▶ INFORMATION SUPPLIED
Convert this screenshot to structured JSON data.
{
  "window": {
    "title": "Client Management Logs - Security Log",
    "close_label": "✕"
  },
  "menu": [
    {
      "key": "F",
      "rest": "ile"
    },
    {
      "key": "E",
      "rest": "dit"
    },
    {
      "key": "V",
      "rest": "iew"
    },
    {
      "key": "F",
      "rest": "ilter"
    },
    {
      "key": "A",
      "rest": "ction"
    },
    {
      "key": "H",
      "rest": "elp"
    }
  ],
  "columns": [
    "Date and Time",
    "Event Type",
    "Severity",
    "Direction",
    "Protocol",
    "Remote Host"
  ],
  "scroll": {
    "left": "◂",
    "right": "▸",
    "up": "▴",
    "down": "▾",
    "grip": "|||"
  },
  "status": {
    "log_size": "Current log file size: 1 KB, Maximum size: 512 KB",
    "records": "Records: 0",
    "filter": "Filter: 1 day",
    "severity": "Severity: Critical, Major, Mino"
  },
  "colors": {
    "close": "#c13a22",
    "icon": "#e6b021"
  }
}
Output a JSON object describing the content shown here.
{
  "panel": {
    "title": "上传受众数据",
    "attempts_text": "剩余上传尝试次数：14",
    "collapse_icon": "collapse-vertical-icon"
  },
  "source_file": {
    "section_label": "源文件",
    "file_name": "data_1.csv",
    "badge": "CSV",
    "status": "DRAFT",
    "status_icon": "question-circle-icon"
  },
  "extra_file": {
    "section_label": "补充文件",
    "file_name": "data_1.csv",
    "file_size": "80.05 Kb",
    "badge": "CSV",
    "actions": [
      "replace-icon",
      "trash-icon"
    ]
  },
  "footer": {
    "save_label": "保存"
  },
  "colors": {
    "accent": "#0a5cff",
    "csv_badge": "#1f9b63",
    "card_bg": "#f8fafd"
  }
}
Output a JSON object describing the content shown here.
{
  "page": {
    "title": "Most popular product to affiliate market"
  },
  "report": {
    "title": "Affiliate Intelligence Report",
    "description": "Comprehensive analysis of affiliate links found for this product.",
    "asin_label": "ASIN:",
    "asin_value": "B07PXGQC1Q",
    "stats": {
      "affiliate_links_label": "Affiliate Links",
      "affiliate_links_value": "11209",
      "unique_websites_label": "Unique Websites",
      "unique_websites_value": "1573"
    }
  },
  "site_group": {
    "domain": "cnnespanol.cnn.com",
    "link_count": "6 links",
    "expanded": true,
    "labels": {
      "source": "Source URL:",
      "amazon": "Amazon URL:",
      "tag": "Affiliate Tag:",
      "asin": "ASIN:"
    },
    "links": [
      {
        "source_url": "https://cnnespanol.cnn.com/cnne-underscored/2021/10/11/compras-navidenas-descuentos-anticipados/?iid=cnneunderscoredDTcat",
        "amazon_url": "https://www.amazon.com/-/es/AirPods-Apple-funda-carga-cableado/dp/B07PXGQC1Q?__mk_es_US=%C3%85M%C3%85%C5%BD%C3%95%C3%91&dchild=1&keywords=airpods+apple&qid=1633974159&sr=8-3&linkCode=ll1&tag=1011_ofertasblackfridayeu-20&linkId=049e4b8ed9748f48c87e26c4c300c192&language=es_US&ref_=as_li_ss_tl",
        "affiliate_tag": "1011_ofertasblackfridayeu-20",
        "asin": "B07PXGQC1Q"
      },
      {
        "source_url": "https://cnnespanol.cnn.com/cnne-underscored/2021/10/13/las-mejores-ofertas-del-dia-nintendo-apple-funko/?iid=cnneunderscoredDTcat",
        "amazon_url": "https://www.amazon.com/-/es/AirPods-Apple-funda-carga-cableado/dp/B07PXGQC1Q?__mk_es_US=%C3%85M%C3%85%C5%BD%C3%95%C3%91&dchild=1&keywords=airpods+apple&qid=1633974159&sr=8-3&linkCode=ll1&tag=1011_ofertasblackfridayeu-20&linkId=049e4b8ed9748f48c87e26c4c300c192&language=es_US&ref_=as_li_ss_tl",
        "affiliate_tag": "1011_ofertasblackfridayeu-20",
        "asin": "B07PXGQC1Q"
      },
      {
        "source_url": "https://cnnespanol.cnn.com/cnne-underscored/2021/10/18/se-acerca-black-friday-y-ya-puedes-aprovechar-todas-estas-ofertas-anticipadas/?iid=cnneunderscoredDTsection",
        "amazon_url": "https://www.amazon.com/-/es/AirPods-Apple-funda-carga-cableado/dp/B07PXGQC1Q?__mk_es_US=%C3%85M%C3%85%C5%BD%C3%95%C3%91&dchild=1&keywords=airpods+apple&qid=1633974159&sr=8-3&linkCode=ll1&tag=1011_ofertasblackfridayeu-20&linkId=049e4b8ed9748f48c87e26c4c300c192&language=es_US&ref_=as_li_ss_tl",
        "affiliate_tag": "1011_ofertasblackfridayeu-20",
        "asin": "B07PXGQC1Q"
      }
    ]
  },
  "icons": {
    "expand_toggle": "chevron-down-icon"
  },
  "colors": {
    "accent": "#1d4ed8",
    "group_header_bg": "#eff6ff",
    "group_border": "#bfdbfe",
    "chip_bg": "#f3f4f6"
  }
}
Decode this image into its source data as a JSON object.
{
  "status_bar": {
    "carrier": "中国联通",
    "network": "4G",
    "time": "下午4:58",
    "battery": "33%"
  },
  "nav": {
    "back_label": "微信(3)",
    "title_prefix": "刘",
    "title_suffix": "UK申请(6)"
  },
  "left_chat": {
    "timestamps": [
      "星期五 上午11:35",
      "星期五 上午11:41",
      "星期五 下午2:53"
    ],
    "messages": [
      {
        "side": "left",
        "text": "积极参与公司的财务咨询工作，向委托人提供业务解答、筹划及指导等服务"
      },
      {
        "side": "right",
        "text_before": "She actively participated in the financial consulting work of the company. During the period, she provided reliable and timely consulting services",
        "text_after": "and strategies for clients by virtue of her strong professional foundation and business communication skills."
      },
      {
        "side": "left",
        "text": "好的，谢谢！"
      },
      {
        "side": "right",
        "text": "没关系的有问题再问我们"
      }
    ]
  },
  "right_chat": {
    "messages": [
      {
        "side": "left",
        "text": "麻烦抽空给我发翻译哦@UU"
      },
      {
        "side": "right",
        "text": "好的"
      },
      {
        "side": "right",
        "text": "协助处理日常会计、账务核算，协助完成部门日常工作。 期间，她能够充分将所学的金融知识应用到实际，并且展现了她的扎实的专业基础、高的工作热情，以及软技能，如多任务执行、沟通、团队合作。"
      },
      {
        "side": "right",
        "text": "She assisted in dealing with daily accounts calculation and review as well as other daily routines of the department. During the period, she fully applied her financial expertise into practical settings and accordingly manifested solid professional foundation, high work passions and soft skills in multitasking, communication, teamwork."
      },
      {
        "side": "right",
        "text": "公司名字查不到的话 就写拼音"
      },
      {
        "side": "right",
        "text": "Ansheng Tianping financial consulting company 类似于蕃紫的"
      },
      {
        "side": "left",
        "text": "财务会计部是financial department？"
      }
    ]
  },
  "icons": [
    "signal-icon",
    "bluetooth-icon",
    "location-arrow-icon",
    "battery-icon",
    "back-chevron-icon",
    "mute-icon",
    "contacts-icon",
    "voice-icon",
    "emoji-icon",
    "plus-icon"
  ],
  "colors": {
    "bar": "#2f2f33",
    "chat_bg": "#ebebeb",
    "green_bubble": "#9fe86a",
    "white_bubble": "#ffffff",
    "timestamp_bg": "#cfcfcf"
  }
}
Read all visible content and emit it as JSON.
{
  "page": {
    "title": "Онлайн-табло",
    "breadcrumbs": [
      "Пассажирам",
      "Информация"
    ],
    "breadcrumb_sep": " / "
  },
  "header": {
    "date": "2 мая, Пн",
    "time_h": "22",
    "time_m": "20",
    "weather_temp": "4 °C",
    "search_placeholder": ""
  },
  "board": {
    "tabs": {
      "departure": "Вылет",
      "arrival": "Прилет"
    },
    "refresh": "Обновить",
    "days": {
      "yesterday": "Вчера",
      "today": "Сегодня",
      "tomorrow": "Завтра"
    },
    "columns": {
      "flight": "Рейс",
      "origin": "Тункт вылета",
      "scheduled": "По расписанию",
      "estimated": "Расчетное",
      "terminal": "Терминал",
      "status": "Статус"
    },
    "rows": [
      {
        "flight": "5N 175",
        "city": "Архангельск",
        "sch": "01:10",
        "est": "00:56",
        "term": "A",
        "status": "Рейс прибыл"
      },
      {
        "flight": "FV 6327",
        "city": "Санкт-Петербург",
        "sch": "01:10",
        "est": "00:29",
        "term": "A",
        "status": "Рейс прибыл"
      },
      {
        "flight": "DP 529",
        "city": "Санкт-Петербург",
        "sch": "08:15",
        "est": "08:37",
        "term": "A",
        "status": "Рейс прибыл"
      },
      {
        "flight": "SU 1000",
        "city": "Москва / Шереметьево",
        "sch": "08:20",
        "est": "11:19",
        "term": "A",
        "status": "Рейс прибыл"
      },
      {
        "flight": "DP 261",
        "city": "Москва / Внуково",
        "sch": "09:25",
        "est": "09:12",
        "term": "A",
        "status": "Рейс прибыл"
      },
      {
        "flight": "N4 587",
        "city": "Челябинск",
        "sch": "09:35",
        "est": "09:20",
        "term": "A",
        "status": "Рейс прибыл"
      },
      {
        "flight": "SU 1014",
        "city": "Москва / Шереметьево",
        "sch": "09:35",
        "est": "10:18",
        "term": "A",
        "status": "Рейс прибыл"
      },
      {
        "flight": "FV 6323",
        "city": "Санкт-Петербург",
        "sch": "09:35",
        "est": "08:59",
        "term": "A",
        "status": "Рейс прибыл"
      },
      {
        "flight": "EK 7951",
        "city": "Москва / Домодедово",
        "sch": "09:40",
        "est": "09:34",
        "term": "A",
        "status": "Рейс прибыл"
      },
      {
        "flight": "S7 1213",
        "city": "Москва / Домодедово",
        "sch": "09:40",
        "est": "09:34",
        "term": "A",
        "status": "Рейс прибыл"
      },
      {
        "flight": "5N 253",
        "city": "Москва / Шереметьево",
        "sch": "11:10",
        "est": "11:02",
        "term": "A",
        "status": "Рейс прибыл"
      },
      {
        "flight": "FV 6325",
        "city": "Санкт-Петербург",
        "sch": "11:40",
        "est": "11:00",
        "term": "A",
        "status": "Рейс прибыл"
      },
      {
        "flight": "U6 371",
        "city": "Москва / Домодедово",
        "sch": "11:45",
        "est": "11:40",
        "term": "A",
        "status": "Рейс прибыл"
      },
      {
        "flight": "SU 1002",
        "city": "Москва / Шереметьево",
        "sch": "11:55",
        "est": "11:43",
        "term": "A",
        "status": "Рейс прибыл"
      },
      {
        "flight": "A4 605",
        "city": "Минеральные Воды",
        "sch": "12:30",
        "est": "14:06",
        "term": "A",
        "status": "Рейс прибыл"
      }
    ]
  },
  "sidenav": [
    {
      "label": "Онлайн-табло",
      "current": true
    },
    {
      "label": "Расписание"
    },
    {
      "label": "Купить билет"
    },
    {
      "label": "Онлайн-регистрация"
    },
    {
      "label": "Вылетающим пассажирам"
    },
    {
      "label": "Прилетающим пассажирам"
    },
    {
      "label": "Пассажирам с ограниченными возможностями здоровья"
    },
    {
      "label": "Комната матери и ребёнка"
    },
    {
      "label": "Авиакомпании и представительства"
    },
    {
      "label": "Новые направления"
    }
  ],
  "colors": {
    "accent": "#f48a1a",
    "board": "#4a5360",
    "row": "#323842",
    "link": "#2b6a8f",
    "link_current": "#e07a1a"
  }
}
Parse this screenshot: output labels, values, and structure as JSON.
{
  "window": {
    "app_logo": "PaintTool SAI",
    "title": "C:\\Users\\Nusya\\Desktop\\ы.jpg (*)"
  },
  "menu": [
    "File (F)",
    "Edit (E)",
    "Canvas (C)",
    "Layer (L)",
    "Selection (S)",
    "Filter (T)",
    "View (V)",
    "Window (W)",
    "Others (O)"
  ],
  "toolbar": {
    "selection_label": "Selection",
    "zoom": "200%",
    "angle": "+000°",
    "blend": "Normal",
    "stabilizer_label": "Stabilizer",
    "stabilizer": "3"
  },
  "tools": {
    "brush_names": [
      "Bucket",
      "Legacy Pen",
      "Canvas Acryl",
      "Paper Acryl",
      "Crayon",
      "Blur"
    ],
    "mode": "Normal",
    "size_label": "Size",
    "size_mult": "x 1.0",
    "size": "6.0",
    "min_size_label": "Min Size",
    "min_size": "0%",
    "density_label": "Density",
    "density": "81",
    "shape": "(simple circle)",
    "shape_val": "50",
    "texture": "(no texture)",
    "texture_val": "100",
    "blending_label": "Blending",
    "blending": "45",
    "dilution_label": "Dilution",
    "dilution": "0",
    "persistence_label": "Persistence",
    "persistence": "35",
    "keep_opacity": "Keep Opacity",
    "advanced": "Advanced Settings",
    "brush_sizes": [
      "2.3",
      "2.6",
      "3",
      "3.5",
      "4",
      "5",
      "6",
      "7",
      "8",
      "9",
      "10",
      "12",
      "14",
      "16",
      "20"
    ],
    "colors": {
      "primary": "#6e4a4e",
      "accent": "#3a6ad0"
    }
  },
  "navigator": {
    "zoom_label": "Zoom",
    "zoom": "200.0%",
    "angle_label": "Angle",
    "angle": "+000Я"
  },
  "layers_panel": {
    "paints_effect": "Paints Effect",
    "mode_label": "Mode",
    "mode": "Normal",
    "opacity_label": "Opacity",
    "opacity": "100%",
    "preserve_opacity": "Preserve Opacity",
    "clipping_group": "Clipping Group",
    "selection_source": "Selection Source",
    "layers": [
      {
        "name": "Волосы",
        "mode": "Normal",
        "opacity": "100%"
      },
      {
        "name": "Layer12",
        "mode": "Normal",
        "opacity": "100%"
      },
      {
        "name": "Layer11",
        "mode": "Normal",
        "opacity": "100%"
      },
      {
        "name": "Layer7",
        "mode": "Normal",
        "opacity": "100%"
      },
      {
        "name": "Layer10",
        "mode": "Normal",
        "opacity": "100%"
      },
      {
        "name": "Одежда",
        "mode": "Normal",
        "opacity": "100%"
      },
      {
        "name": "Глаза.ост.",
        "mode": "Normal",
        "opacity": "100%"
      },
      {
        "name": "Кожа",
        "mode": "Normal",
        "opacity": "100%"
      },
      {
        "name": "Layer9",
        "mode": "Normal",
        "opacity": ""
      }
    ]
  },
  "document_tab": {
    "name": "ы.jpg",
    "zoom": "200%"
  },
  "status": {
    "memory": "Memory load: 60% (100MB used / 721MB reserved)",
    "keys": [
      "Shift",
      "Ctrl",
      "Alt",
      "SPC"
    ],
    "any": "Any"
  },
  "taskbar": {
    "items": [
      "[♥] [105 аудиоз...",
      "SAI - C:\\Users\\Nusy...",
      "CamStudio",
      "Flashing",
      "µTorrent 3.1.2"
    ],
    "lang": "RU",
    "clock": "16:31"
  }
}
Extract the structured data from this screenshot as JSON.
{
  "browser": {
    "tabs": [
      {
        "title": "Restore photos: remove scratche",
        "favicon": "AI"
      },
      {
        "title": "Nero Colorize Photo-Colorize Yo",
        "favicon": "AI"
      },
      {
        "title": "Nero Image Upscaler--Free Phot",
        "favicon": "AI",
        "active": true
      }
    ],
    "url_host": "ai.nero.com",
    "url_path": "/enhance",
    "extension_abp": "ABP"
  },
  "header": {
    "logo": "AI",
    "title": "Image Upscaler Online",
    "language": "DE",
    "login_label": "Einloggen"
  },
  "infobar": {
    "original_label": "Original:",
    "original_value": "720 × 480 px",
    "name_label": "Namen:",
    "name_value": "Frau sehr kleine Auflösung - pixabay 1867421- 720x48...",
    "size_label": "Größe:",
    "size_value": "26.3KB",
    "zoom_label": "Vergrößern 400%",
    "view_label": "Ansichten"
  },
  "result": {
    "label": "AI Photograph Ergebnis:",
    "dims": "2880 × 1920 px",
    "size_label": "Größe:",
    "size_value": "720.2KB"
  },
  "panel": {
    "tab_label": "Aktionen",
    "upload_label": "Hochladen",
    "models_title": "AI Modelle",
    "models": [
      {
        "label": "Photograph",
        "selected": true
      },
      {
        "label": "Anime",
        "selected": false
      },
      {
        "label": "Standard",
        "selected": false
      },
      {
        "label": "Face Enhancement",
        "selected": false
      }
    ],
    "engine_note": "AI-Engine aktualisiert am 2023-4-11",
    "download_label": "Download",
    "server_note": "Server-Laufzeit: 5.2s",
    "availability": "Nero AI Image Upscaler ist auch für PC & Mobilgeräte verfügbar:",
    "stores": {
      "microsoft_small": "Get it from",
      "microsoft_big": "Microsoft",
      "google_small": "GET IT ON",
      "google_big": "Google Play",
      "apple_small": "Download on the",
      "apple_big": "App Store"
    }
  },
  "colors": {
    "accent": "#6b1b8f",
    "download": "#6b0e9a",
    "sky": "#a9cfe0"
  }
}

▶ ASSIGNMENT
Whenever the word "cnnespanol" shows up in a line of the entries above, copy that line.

▶ ANSWER BELOW
    "domain": "cnnespanol.cnn.com",
        "source_url": "https://cnnespanol.cnn.com/cnne-underscored/2021/10/11/compras-navidenas-descuentos-anticipados/?iid=cnneunderscoredDTcat",
        "source_url": "https://cnnespanol.cnn.com/cnne-underscored/2021/10/13/las-mejores-ofertas-del-dia-nintendo-apple-funko/?iid=cnneunderscoredDTcat",
        "source_url": "https://cnnespanol.cnn.com/cnne-underscored/2021/10/18/se-acerca-black-friday-y-ya-puedes-aprovechar-todas-estas-ofertas-anticipadas/?iid=cnneunderscoredDTsection",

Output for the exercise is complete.